The refuge has a visitor's center with a 20-minute video about the refuge, a short hiking trail, wildlife and habitat exhibits, and a staffed information desk.
Four additional hiking trails, a 7-mile wildlife drive, a manatee viewing area, several boat launch areas, boating, fishing, canoeing, and wildlife observation opportunities also exist. The best place to see wildlife on the refuge is Black Point Wildlife Drive. The 7-mile, one-way loop traverses several shallow marsh impoundments and is an excellent
place to see waterfowl (in season), wading birds, shorebirds and raptors. Alligators, river otters, bobcats, various species of snakes, and other wildlife may be visible as well.
A self-guiding brochure, available near the entrance to the drive, will provide information on things to look for while on the drive. One to two hours
after sunrise and one to two hours before sunset are typically the best times to view wildlife actively feeding in the impoundments. Approximately one-half of the refuge's 140,000 acres consists of brackish estuaries and marshes.
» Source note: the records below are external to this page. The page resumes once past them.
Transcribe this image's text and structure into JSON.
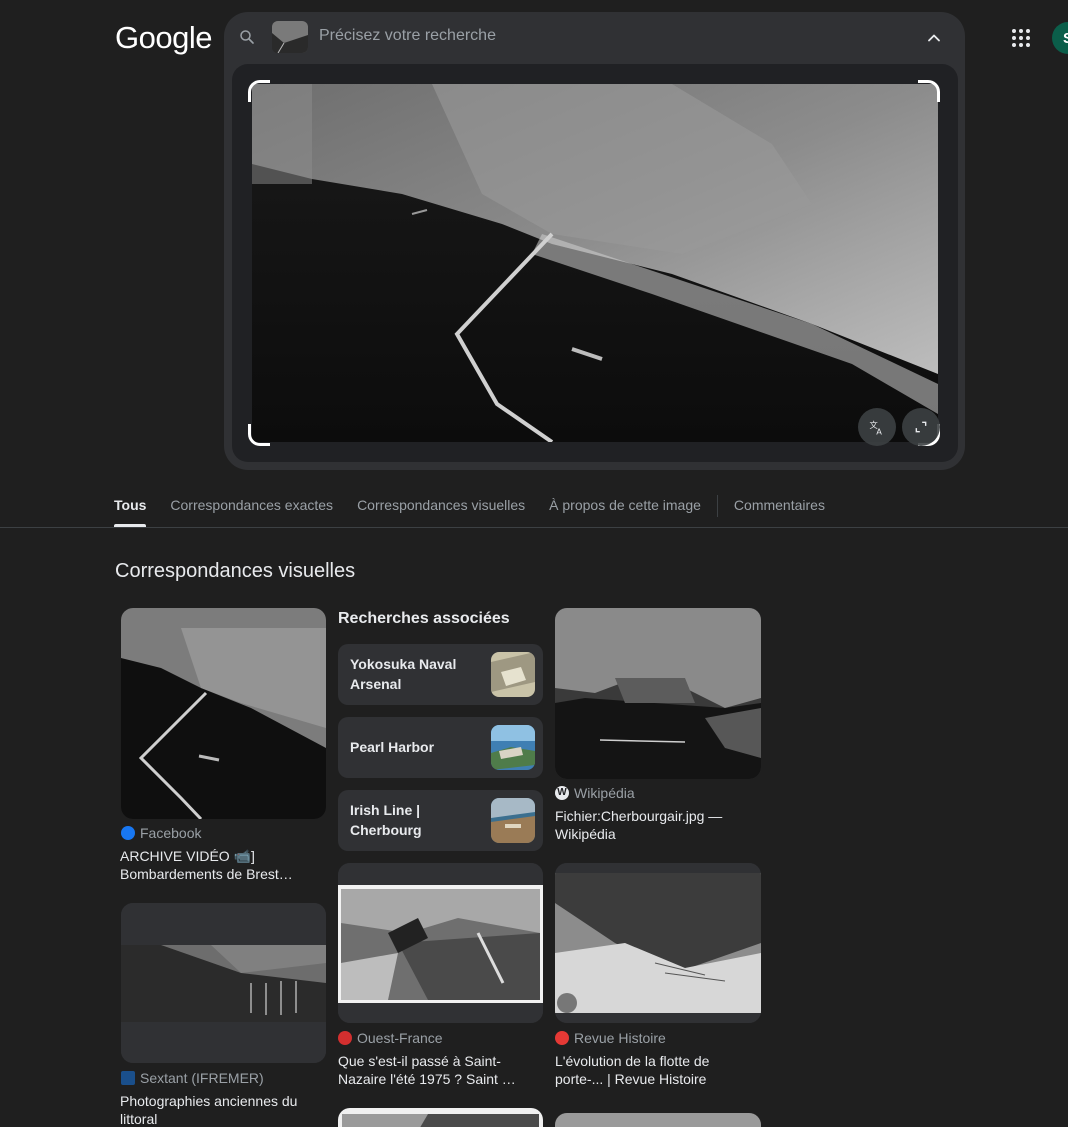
{
  "header": {
    "logo": "Google",
    "search_placeholder": "Précisez votre recherche",
    "avatar_letter": "S"
  },
  "tabs": [
    {
      "label": "Tous",
      "active": true
    },
    {
      "label": "Correspondances exactes",
      "active": false
    },
    {
      "label": "Correspondances visuelles",
      "active": false
    },
    {
      "label": "À propos de cette image",
      "active": false
    },
    {
      "label": "Commentaires",
      "active": false
    }
  ],
  "section_title": "Correspondances visuelles",
  "related": {
    "heading": "Recherches associées",
    "items": [
      {
        "label": "Yokosuka Naval Arsenal"
      },
      {
        "label": "Pearl Harbor"
      },
      {
        "label": "Irish Line | Cherbourg"
      }
    ]
  },
  "results": [
    {
      "source": "Facebook",
      "title": "ARCHIVE VIDÉO 📹] Bombardements de Brest…",
      "source_color": "#1877f2"
    },
    {
      "source": "Wikipédia",
      "title": "Fichier:Cherbourgair.jpg — Wikipédia",
      "source_color": "#e8eaed"
    },
    {
      "source": "Sextant (IFREMER)",
      "title": "Photographies anciennes du littoral",
      "source_color": "#1a4f8b"
    },
    {
      "source": "Ouest-France",
      "title": "Que s'est-il passé à Saint-Nazaire l'été 1975 ? Saint …",
      "source_color": "#d32f2f"
    },
    {
      "source": "Revue Histoire",
      "title": "L'évolution de la flotte de porte-... | Revue Histoire",
      "source_color": "#e53935"
    }
  ],
  "colors": {
    "background": "#1f1f1f",
    "panel": "#303134",
    "text_primary": "#e8eaed",
    "text_secondary": "#9aa0a6"
  }
}
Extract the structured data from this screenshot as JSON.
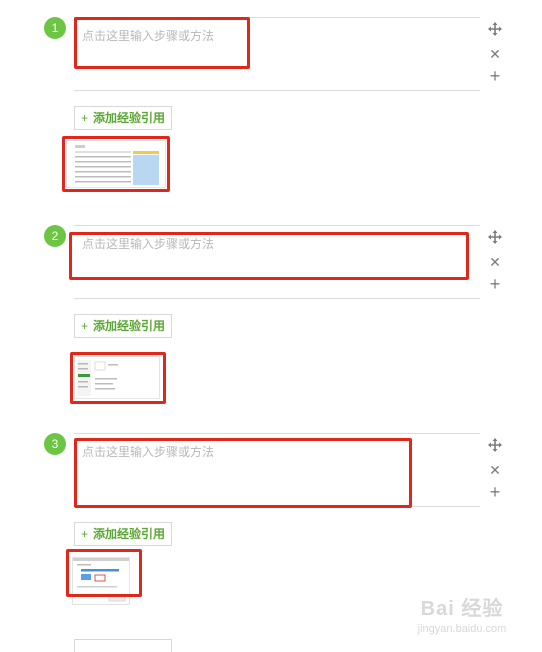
{
  "steps": [
    {
      "number": "1",
      "placeholder": "点击这里输入步骤或方法",
      "reference_label": "添加经验引用"
    },
    {
      "number": "2",
      "placeholder": "点击这里输入步骤或方法",
      "reference_label": "添加经验引用"
    },
    {
      "number": "3",
      "placeholder": "点击这里输入步骤或方法",
      "reference_label": "添加经验引用"
    }
  ],
  "tools": {
    "move_icon": "move-icon",
    "remove_icon": "close-icon",
    "add_icon": "plus-icon"
  },
  "colors": {
    "step_badge": "#6cc644",
    "reference_text": "#5aa832",
    "highlight": "#e0271c",
    "placeholder": "#b8b8b8"
  },
  "watermark": {
    "brand": "Bai 经验",
    "url": "jingyan.baidu.com"
  }
}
The remaining lands consist of coastal dunes, scrub oaks, pine forests and flatwoods, and palm and oak hammocks.
Additional web resource: http://merrittisland.fws.gov/
Merritt Island National Wildlife Refuge
SR 402, 5 miles east of U.S. 1